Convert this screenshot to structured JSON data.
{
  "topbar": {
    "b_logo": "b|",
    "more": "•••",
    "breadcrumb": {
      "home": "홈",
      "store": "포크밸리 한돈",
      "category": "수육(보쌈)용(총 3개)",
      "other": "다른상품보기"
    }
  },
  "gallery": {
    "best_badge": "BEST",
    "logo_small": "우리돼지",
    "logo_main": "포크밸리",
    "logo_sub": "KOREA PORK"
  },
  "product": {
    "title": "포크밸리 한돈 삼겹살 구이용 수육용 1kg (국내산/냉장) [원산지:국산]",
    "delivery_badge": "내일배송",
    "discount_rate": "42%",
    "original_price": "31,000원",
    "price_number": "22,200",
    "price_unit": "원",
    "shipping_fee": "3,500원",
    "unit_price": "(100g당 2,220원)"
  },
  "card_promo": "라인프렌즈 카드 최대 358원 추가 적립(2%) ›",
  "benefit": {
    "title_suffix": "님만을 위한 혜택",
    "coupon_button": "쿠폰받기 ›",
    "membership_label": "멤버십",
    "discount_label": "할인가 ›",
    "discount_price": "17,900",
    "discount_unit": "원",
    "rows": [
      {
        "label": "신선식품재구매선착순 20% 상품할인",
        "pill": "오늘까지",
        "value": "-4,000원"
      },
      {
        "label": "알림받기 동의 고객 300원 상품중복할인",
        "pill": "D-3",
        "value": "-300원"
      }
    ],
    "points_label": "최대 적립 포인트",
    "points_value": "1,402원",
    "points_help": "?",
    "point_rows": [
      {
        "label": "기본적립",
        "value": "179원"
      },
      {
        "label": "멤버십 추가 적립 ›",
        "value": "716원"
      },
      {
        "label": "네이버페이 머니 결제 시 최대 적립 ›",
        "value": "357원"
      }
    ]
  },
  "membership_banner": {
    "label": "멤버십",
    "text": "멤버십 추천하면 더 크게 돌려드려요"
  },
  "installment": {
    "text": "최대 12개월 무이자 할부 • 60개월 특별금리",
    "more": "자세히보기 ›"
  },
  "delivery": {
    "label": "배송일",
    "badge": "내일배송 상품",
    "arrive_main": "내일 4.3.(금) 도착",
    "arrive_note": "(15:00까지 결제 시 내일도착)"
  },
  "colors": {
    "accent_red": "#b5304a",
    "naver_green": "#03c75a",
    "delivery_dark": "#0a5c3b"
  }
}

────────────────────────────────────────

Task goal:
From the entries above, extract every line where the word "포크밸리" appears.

Exercise solution:
      "store": "포크밸리 한돈",
    "logo_main": "포크밸리",
    "title": "포크밸리 한돈 삼겹살 구이용 수육용 1kg (국내산/냉장) [원산지:국산]",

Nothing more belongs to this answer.